▶ [EXERCISE] What is needed is a copy of each line in the listing below that contains "name".
+++ INPUT
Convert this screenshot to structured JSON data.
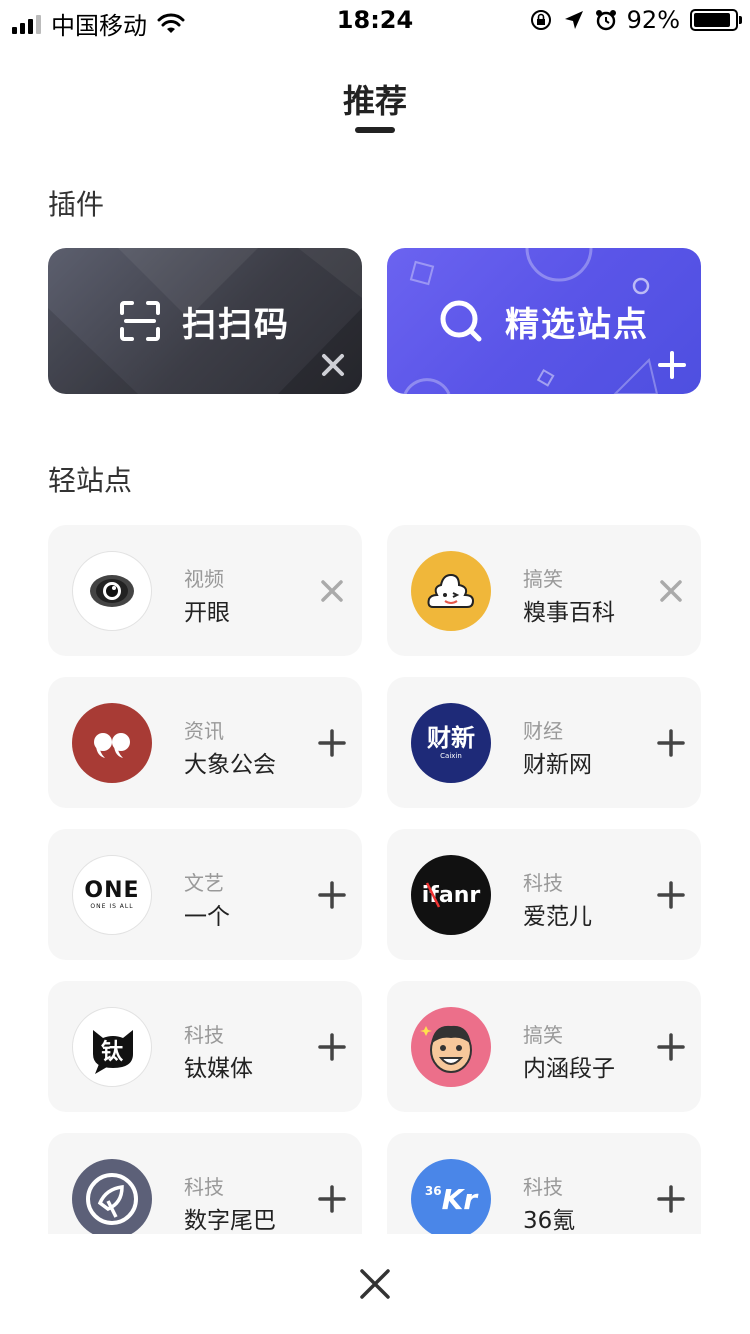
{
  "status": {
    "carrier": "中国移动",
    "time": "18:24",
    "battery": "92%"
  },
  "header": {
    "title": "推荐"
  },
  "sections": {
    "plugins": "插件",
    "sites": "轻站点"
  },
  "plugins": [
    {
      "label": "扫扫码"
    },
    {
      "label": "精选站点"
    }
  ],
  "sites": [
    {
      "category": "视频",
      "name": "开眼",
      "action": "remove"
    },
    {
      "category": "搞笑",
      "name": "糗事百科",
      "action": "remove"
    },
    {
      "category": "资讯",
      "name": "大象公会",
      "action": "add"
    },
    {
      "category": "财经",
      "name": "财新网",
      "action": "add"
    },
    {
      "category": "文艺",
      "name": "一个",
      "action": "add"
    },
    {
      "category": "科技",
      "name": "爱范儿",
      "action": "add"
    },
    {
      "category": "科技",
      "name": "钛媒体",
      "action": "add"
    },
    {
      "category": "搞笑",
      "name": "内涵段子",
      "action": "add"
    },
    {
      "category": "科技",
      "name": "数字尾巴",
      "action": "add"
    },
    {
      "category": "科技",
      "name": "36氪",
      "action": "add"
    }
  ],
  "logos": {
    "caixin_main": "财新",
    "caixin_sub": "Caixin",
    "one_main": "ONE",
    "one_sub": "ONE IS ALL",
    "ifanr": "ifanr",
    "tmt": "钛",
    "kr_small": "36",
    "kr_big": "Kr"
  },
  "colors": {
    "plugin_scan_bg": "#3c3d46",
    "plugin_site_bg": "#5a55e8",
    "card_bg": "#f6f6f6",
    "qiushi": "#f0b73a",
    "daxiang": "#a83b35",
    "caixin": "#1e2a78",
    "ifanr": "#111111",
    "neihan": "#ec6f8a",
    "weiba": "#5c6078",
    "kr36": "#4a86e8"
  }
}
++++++
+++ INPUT
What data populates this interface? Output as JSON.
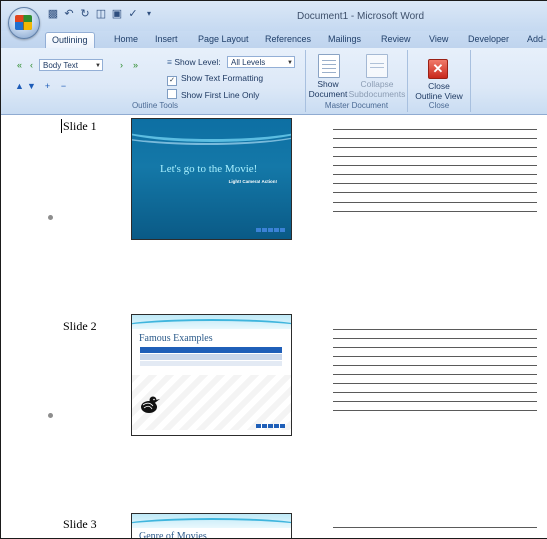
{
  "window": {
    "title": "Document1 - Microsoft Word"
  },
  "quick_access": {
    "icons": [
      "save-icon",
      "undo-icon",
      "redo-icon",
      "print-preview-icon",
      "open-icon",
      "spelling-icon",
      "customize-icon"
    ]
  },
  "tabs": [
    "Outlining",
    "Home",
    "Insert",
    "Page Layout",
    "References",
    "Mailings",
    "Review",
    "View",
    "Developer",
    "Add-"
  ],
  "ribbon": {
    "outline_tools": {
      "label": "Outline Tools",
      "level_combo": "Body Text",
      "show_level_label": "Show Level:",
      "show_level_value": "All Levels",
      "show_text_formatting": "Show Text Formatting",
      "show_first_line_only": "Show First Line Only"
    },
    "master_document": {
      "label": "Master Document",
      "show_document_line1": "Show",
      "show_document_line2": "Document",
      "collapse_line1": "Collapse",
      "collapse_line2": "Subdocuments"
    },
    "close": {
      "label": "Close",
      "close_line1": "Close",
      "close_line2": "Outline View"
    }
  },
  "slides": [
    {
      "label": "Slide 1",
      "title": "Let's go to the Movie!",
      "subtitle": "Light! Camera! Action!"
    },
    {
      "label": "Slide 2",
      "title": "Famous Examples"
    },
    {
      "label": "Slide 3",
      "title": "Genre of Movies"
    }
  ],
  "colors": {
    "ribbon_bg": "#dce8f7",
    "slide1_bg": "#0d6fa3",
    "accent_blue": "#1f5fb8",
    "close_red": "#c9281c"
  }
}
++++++
▶ [SOLVED EXERCISE]
      "name": "开眼",
      "name": "糗事百科",
      "name": "大象公会",
      "name": "财新网",
      "name": "一个",
      "name": "爱范儿",
      "name": "钛媒体",
      "name": "内涵段子",
      "name": "数字尾巴",
      "name": "36氪",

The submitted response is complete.